Enjoy!

7 comments:

Deva Fagan said...

Oooo, I will definitely have to check some of these out! The only one I've read is Rilla of Ingleside (which I loved, though only after I reconciled myself to it being a very different book than the earlier Anne books).

Thank you for sharing this list!

Donna said...

Brilliant selections Constance! I've read many of these, but the Airth mysteries are completely new to me, and you've reminded me of many old favourites too! How exciting Amazon uk has Yankee Stranger available to purchase for Kindle too. I hope they will release them all that way eventually.

CLM said...

Donna, I think you were the one who recommended the Carr book years ago; thank you. I had forgotten how cute the cover is.

Kathleen McDade said...

Had to come and make sure Rilla was in there! I also think of Betsy and the Great World and Betsy's Wedding, although they are not as war-saturated as Rilla.

Sarah Rettger said...

I'm in the midst of Edward, Nicholas, and Wilhelm right now. (And loving it, of course -- do you even need to ask?)

I've never even heard of about half of these, C, so you've just done cruel things to my TBR list. (Not to mention inspiring me to do a similar post of my own. It'll be a good excuse to delay a little longer the whole snow-removal thing.)

Ms. Yingling said...

Hopped over here from Charlotte's Library and had to laugh-- Betsy-Tacey, ImageCascade (go, Beany!), L.M. Montgomery AND Downtown Abbey? We might possibly be twins separated at birth! Thanks for the reading list-- I'll definitely take a look!

Charlotte said...

Wow, this is a great list!

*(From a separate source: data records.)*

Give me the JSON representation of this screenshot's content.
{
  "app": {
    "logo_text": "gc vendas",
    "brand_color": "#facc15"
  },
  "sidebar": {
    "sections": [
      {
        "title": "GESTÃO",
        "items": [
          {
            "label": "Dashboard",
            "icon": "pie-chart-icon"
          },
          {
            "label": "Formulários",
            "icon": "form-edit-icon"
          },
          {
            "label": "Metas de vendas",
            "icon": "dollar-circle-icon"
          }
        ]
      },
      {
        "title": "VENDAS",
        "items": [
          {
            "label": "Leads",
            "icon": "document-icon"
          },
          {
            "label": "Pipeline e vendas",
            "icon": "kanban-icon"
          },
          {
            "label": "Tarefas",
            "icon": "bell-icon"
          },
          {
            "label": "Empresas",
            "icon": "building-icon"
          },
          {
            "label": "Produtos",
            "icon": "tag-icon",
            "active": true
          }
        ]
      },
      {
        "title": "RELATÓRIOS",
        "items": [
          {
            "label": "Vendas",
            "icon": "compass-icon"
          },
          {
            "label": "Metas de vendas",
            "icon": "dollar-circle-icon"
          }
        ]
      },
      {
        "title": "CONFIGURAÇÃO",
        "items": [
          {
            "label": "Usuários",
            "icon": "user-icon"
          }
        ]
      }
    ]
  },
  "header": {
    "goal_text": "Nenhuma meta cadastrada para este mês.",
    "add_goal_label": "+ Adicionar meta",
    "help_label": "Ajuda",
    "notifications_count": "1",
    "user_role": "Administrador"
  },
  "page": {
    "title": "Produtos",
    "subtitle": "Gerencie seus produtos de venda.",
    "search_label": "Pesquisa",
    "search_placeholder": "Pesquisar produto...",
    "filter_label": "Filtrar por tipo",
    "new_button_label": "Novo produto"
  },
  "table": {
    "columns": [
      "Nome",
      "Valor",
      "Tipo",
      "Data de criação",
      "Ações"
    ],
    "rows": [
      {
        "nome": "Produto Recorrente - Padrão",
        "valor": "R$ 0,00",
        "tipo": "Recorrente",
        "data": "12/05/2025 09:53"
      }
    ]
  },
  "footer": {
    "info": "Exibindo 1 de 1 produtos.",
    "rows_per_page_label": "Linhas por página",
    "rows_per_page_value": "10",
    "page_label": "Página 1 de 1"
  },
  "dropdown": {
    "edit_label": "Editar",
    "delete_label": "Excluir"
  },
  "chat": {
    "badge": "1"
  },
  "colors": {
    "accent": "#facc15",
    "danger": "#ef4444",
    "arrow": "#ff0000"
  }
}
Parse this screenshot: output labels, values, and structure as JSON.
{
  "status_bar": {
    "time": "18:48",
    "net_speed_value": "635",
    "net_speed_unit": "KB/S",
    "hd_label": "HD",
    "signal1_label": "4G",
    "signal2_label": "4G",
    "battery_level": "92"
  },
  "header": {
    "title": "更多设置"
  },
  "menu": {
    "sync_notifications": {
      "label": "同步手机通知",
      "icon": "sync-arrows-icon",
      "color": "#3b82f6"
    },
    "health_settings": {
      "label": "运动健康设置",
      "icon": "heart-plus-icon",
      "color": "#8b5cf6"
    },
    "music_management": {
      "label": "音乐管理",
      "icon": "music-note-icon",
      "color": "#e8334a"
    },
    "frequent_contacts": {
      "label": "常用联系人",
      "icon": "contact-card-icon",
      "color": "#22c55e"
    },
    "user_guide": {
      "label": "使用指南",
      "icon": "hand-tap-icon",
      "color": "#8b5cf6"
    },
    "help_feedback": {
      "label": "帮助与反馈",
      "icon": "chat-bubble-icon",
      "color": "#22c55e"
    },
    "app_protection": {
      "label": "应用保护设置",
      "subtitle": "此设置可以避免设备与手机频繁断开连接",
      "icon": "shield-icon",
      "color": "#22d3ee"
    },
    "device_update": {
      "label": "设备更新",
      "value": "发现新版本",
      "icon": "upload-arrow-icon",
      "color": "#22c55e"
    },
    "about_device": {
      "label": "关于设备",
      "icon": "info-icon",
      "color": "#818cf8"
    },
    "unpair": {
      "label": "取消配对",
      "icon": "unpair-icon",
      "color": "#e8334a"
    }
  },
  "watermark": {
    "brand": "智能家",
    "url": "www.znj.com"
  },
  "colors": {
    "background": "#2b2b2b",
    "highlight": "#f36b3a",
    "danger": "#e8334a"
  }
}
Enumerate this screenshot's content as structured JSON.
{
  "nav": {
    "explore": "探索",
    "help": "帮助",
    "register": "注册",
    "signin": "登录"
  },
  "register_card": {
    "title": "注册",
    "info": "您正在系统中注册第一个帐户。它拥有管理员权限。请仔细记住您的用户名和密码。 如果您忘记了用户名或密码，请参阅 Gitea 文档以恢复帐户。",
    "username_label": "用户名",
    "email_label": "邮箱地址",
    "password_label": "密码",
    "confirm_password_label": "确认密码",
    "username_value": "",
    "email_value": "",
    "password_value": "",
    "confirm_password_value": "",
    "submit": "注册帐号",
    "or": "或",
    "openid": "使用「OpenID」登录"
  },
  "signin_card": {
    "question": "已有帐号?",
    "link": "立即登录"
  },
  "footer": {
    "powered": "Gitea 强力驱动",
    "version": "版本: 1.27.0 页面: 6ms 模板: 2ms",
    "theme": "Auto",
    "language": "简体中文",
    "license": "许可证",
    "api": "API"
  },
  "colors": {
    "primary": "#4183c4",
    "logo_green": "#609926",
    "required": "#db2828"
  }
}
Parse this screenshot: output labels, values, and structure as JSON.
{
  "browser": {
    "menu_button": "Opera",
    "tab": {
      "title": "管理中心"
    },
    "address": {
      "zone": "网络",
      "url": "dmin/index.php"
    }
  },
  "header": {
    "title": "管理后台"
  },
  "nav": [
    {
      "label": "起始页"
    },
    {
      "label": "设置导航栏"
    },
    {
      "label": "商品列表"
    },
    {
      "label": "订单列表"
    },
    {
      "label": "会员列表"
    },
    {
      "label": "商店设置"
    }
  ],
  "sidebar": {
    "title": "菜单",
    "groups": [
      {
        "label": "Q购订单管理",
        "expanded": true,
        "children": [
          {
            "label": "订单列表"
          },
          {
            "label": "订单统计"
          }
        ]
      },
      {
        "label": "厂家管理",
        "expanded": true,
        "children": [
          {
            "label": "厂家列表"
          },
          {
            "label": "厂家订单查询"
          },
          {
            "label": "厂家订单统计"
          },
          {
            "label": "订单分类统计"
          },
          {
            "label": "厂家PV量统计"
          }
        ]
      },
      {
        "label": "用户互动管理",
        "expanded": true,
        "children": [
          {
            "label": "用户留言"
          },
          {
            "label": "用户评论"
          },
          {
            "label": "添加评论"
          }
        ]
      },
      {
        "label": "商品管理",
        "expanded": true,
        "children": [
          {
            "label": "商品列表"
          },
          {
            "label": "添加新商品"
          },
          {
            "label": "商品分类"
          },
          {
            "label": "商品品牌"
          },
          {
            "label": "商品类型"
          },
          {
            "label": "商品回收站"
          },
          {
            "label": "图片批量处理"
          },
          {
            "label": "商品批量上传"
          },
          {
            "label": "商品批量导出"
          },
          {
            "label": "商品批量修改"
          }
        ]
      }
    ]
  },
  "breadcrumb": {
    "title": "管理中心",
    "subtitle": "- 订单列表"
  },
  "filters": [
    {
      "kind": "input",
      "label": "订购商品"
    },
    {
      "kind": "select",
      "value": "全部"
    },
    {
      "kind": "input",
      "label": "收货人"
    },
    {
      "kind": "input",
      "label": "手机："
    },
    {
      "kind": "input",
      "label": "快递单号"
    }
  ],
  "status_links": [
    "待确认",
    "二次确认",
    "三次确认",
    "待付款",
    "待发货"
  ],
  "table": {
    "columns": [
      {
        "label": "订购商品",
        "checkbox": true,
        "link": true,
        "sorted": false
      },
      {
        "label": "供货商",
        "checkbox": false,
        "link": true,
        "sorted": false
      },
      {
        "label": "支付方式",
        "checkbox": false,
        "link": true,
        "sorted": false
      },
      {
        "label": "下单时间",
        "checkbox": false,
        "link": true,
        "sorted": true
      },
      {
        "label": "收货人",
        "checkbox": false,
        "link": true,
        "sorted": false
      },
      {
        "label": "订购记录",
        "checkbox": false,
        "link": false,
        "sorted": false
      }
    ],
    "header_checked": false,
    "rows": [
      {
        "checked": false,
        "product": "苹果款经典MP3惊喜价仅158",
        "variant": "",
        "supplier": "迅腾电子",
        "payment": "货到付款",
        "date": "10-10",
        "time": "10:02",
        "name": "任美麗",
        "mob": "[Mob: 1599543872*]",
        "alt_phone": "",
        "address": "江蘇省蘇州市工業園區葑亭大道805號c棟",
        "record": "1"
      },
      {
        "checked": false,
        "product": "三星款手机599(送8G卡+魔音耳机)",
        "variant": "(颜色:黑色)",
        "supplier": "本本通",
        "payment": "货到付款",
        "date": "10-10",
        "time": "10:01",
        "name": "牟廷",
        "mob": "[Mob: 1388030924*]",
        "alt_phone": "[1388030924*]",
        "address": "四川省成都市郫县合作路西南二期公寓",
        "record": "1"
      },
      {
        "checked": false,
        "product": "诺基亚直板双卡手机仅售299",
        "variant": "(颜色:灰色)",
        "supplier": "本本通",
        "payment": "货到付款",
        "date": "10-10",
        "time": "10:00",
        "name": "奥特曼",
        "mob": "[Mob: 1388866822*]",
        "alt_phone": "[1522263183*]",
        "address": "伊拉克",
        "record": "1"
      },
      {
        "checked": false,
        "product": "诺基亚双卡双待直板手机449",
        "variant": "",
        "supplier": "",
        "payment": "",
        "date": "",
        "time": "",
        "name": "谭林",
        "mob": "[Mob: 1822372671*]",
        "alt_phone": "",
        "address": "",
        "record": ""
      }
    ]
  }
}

Lots of books that I haven't read, or even heard of...I shall have to track down Memory Garden!